wreath That circles Autumn's brow: The ruddy haws Now clothe the half-leaPd thorn; the bramble
bends Beneath its jetty load; the hazel hangs With auburn bunches, dipping in the stream
That sweeps along, and threatens to o'erflow
WINTER SABBATH WALK.
Axow dazzling white the snowy scene! deep,
The stillness of the winter Sabbath day,—
Not ev'n a foot-fall heard. Smooth are the fields,
Each hollow pathway level with the plain:
Hid are the bushes, save that here and there
Are seen the topmost shoots of brier or broom.
High-ridg'd the whirl'd drift has almost reach'd
The powder'd key-stone of the church-yard porch. Mute hangs the hooded bell; the tombs lie
buried; No step approaches to the house of prayer.

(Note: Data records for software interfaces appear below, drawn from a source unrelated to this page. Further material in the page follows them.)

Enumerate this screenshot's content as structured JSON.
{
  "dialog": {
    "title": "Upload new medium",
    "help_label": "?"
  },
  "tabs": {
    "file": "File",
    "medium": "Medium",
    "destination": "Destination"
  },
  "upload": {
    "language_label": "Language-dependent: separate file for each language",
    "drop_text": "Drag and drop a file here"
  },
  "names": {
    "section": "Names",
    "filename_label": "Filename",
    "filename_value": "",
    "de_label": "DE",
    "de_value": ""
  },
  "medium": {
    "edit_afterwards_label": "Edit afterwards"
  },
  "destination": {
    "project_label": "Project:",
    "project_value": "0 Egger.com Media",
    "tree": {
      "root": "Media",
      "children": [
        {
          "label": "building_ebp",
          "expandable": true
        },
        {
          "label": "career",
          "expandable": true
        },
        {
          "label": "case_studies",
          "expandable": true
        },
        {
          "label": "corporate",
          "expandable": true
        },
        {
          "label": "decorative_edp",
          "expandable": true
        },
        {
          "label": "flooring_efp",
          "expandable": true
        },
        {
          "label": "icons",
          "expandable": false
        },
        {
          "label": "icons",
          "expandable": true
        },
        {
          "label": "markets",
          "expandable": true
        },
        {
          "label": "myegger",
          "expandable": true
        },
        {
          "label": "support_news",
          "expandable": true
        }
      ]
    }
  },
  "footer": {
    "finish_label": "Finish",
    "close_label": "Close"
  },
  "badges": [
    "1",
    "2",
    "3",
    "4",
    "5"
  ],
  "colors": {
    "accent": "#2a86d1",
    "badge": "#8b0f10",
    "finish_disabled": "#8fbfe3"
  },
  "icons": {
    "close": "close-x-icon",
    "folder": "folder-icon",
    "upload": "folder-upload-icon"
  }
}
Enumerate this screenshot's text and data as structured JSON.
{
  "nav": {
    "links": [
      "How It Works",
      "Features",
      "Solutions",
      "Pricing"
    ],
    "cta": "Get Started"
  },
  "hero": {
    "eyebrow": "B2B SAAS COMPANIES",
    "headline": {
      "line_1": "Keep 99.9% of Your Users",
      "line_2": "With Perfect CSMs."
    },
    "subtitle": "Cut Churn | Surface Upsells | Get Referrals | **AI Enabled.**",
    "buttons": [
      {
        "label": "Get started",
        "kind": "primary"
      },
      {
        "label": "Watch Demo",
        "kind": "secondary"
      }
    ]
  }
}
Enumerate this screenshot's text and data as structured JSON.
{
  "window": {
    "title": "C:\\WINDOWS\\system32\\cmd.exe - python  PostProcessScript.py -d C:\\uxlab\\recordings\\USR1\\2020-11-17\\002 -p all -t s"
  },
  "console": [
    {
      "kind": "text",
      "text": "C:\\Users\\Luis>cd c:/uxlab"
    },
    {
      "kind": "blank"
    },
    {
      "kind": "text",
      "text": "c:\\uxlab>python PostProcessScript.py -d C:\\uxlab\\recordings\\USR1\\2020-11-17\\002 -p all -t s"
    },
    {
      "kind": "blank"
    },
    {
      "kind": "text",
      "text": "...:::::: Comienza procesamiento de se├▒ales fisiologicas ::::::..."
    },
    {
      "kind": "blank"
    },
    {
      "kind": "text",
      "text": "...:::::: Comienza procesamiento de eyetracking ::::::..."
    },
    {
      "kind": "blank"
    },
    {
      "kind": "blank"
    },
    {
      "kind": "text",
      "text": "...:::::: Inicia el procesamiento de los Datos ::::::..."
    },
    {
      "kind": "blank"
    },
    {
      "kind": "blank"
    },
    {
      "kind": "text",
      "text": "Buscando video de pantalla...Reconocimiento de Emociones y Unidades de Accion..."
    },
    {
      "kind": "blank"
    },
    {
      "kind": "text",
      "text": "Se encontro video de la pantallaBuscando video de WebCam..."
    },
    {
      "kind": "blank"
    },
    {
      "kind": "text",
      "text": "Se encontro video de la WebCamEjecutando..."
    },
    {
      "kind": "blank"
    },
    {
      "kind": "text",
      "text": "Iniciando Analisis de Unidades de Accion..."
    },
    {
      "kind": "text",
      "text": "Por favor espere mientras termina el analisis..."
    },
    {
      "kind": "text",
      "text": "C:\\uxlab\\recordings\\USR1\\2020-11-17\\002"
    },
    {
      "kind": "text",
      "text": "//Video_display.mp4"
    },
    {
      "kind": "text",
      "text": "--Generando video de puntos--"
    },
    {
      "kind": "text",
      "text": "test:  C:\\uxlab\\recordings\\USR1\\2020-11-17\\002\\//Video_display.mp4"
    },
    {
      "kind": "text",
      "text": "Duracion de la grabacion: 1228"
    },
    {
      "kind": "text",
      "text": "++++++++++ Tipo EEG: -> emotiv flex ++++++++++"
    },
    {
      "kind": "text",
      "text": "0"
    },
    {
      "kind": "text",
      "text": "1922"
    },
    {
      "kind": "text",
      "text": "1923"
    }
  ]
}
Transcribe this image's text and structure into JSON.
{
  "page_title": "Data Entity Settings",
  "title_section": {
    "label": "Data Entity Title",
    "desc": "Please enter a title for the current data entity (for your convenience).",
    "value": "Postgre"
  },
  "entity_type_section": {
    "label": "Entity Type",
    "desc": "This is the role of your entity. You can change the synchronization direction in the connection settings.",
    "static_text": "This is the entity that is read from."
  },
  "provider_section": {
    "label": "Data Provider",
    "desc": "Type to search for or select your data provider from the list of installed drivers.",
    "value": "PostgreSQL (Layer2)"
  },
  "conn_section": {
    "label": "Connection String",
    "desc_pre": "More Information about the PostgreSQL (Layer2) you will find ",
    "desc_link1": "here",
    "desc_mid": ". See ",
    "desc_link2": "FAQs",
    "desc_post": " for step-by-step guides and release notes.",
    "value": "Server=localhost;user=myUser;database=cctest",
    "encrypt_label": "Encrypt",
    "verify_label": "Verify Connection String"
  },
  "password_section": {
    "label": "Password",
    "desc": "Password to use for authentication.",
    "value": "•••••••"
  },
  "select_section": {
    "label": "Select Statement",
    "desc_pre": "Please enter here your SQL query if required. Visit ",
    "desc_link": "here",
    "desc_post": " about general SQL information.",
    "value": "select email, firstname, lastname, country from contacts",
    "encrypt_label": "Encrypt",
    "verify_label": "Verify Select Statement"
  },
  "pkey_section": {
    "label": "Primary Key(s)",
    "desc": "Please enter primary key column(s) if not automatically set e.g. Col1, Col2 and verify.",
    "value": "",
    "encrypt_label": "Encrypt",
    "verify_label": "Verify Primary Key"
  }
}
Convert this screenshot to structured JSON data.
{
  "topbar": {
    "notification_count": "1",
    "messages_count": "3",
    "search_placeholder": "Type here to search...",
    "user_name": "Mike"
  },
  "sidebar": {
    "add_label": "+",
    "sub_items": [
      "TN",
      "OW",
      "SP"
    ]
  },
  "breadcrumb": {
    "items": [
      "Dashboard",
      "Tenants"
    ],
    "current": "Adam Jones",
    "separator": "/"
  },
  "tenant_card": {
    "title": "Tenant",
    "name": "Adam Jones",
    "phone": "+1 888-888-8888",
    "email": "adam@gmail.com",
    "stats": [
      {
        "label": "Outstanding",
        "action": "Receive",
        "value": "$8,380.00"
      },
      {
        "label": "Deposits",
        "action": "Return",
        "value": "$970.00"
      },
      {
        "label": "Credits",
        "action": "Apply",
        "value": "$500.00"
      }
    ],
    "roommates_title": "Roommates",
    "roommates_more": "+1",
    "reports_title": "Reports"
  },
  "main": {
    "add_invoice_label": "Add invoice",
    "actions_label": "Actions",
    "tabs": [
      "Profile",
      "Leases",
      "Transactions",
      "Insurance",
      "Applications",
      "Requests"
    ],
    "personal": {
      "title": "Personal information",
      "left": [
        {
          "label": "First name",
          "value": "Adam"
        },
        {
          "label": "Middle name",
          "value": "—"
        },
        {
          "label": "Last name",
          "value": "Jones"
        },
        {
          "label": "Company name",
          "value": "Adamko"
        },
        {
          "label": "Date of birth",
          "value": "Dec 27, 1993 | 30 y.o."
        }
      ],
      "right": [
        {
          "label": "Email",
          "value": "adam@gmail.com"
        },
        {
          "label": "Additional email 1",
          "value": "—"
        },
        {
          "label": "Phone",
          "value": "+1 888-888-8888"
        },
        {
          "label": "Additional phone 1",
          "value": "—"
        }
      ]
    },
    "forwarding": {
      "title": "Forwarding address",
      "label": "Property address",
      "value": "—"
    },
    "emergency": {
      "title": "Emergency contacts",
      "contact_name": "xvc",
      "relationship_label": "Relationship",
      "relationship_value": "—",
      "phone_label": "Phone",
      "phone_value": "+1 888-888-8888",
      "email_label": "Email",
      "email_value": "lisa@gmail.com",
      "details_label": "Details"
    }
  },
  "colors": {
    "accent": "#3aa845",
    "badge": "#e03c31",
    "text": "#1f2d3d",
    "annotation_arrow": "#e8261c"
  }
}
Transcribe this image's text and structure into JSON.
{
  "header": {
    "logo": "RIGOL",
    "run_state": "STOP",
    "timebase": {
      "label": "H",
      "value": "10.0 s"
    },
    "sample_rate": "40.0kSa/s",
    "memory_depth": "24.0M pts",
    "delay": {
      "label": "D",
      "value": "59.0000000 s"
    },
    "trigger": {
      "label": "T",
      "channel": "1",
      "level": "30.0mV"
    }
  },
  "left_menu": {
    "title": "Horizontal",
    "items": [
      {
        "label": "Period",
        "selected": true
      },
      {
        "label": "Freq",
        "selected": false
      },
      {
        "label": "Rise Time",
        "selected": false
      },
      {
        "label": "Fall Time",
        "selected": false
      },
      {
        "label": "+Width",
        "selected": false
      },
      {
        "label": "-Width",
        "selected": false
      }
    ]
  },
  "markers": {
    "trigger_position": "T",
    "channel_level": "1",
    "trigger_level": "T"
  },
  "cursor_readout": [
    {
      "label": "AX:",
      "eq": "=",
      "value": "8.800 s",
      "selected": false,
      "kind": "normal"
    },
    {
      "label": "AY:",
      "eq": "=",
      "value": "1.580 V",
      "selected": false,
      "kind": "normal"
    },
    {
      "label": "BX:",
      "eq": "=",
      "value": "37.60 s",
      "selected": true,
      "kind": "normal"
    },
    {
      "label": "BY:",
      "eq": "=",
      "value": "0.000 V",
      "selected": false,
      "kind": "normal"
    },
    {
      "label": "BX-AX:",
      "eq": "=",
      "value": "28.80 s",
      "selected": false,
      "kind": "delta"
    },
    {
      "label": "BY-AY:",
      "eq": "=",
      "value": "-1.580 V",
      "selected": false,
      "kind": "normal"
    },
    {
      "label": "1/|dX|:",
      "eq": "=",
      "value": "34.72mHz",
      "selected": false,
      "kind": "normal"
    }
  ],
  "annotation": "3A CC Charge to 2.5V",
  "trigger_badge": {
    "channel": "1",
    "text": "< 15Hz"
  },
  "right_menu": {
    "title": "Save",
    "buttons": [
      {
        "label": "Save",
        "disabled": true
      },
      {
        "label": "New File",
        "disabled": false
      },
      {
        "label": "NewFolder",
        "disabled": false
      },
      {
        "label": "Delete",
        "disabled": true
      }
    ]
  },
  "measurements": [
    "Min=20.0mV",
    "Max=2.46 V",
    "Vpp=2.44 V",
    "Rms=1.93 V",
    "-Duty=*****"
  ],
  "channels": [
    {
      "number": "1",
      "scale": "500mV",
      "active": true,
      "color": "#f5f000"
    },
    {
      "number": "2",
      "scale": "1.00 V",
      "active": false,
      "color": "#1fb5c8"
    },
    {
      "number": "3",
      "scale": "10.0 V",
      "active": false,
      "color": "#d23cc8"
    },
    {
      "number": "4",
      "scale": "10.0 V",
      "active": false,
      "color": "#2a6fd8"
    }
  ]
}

The flickering fall is o'er: the clouds disperse, And shew the sun, hung o'er the welkin's verge, Shooting a bright but ineffectual beam On all the sparkling waste. Now is the time To visit nature in her grand attire. Tho' perilous the mountainous ascent, A noble recompence the danger brings. How beautiful the plain stretch'd far below, Unvaried tho' it be, save by yon stream With azure windings, or the leafless wood. But what the beauty of the plain, compar'd To that sublimity which reigns enthron'd,